Only the pictures are to be omitted; every entry beneath should otherwise be duplicated exactly.
········
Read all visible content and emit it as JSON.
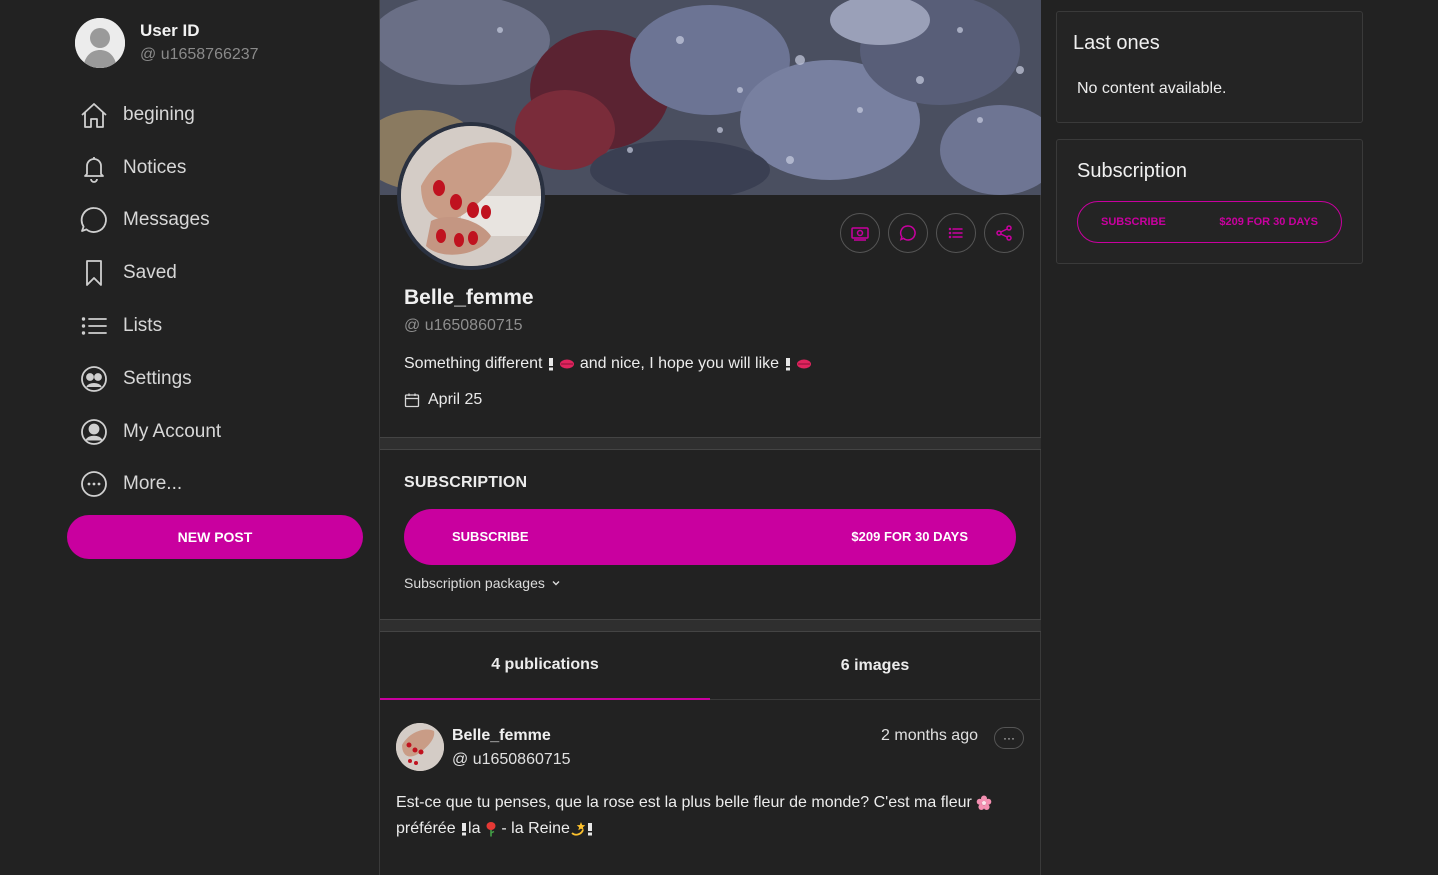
{
  "sidebar": {
    "user_name": "User ID",
    "user_handle": "@ u1658766237",
    "nav": [
      {
        "label": "begining",
        "icon": "home-icon"
      },
      {
        "label": "Notices",
        "icon": "bell-icon"
      },
      {
        "label": "Messages",
        "icon": "chat-bubble-icon"
      },
      {
        "label": "Saved",
        "icon": "bookmark-icon"
      },
      {
        "label": "Lists",
        "icon": "list-icon"
      },
      {
        "label": "Settings",
        "icon": "settings-face-icon"
      },
      {
        "label": "My Account",
        "icon": "account-circle-icon"
      },
      {
        "label": "More...",
        "icon": "more-circle-icon"
      }
    ],
    "new_post_label": "NEW POST"
  },
  "profile": {
    "display_name": "Belle_femme",
    "handle": "@ u1650860715",
    "bio_part1": "Something different",
    "bio_part2": "and nice, I hope you will like",
    "joined": "April 25",
    "actions": [
      {
        "name": "tip-button",
        "icon": "money-icon"
      },
      {
        "name": "message-button",
        "icon": "chat-icon"
      },
      {
        "name": "add-to-list-button",
        "icon": "list-icon"
      },
      {
        "name": "share-button",
        "icon": "share-icon"
      }
    ]
  },
  "subscription": {
    "heading": "SUBSCRIPTION",
    "subscribe_label": "SUBSCRIBE",
    "price_label": "$209 FOR 30 DAYS",
    "packages_label": "Subscription packages"
  },
  "tabs": [
    {
      "label": "4 publications",
      "active": true
    },
    {
      "label": "6 images",
      "active": false
    }
  ],
  "post": {
    "author": "Belle_femme",
    "handle": "@ u1650860715",
    "time": "2 months ago",
    "more_label": "···",
    "text_line1": "Est-ce que tu penses, que la rose est la plus belle fleur de monde? C'est ma fleur",
    "text_line2_a": "préférée",
    "text_line2_b": "la",
    "text_line2_c": "- la Reine"
  },
  "right": {
    "last_ones_title": "Last ones",
    "last_ones_empty": "No content available.",
    "subscription_title": "Subscription",
    "subscribe_label": "SUBSCRIBE",
    "price_label": "$209 FOR 30 DAYS"
  },
  "colors": {
    "accent": "#c9009f",
    "background": "#222222",
    "text": "#e6e6e6",
    "muted": "#8a8a8a"
  }
}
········
▸ RESULT
Read all visible content and emit it as JSON.
{
  "sidebar": {
    "user_name": "User ID",
    "user_handle": "@ u1658766237",
    "nav": [
      {
        "label": "begining",
        "icon": "home-icon"
      },
      {
        "label": "Notices",
        "icon": "bell-icon"
      },
      {
        "label": "Messages",
        "icon": "chat-bubble-icon"
      },
      {
        "label": "Saved",
        "icon": "bookmark-icon"
      },
      {
        "label": "Lists",
        "icon": "list-icon"
      },
      {
        "label": "Settings",
        "icon": "settings-face-icon"
      },
      {
        "label": "My Account",
        "icon": "account-circle-icon"
      },
      {
        "label": "More...",
        "icon": "more-circle-icon"
      }
    ],
    "new_post_label": "NEW POST"
  },
  "profile": {
    "display_name": "Belle_femme",
    "handle": "@ u1650860715",
    "bio_part1": "Something different",
    "bio_part2": "and nice, I hope you will like",
    "joined": "April 25",
    "actions": [
      {
        "name": "tip-button",
        "icon": "money-icon"
      },
      {
        "name": "message-button",
        "icon": "chat-icon"
      },
      {
        "name": "add-to-list-button",
        "icon": "list-icon"
      },
      {
        "name": "share-button",
        "icon": "share-icon"
      }
    ]
  },
  "subscription": {
    "heading": "SUBSCRIPTION",
    "subscribe_label": "SUBSCRIBE",
    "price_label": "$209 FOR 30 DAYS",
    "packages_label": "Subscription packages"
  },
  "tabs": [
    {
      "label": "4 publications",
      "active": true
    },
    {
      "label": "6 images",
      "active": false
    }
  ],
  "post": {
    "author": "Belle_femme",
    "handle": "@ u1650860715",
    "time": "2 months ago",
    "more_label": "···",
    "text_line1": "Est-ce que tu penses, que la rose est la plus belle fleur de monde? C'est ma fleur",
    "text_line2_a": "préférée",
    "text_line2_b": "la",
    "text_line2_c": "- la Reine"
  },
  "right": {
    "last_ones_title": "Last ones",
    "last_ones_empty": "No content available.",
    "subscription_title": "Subscription",
    "subscribe_label": "SUBSCRIBE",
    "price_label": "$209 FOR 30 DAYS"
  },
  "colors": {
    "accent": "#c9009f",
    "background": "#222222",
    "text": "#e6e6e6",
    "muted": "#8a8a8a"
  }
}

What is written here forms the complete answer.